Apparently my brain can only handle so much new stuff at a time, especially when not everything is new and the old comfort zone is there right around the corner. After a pretty rigorous week, I began to feel myself slipping back toward my old comfort zone, questioning all the newness.

Thoughts that begin with:

  • What if..?
  • If only…
  • How do I know?
  • Maybe I’ll just…


When the going gets tough the tough are supposed to get going. With two months left to the year, I thought I was focused and self disciplined enough to keep the negative self thoughts away. I thought I was over it.


In order to move forward with success, trust in the plan is paramount. When doubt creeps in and faith waivers, it’s essential to stay the course, even when you want to retreat. Apparently I was burned more than I realized when I put my faith and trust in a trainer and a program that did not honor my committment, and I learned my lesson the hard way.  I am still learning.

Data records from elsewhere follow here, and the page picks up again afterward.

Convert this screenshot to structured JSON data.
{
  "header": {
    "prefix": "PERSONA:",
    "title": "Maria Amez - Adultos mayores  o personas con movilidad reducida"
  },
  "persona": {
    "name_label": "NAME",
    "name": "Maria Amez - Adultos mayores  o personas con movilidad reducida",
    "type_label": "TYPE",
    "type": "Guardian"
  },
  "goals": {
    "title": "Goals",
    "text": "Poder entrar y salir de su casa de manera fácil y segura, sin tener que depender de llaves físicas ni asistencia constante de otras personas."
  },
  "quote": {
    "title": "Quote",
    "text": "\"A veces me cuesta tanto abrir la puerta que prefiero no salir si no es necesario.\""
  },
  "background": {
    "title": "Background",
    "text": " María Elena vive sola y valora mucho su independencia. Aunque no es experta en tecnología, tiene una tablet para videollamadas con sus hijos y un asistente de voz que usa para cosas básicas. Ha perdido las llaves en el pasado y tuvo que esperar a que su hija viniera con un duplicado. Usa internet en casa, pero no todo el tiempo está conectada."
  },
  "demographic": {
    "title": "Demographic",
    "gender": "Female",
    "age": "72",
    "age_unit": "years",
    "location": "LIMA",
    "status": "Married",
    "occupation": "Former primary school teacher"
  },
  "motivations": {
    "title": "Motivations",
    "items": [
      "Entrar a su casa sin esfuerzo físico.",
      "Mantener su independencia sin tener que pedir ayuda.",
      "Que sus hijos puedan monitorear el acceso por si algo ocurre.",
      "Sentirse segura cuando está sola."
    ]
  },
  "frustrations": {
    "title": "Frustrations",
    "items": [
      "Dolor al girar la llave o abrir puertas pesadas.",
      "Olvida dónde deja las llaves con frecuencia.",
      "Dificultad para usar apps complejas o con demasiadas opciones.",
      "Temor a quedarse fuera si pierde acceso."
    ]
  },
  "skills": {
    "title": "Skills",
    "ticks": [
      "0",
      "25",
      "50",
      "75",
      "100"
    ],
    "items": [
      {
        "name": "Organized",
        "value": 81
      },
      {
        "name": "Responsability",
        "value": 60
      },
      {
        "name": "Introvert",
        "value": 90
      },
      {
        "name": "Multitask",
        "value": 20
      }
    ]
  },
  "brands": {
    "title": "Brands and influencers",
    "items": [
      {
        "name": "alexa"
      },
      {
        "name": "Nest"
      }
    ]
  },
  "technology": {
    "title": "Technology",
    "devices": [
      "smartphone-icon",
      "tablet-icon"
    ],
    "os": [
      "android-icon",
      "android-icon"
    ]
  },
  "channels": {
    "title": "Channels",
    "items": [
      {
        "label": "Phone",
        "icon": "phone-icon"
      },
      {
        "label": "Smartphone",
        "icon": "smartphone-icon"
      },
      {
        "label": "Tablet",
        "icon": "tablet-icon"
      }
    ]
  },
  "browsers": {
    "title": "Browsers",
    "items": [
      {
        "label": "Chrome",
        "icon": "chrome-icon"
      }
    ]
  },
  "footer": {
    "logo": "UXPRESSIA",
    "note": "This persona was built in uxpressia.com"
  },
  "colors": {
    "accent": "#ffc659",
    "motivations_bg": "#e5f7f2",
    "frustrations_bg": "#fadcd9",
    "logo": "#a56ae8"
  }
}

Progress is never linear.

When a stressor or transition in life occurs, it is normal for us to experience this sort of regression—a fallback to old patterns, behaviors and ways of thinking. Part of psycho-spiritual development is learning how to recognize those “loops” in life and implement strategies to recover and get back on course. These include practicing self-compassion, self-care, accessing support, reflecting and learning from the setback, thinking positively and taking action to move forward. The goal is to have the regressions be fewer, less frequent and less intense.- Joyce Marter, LPCP

So there you have it, transition+stress+life= regression. I am definitely seeing a pattern here, and I know that with a little support I can stay the course and get out of my own way.





Leave a Reply

Your email address will not be published. Required fields are marked *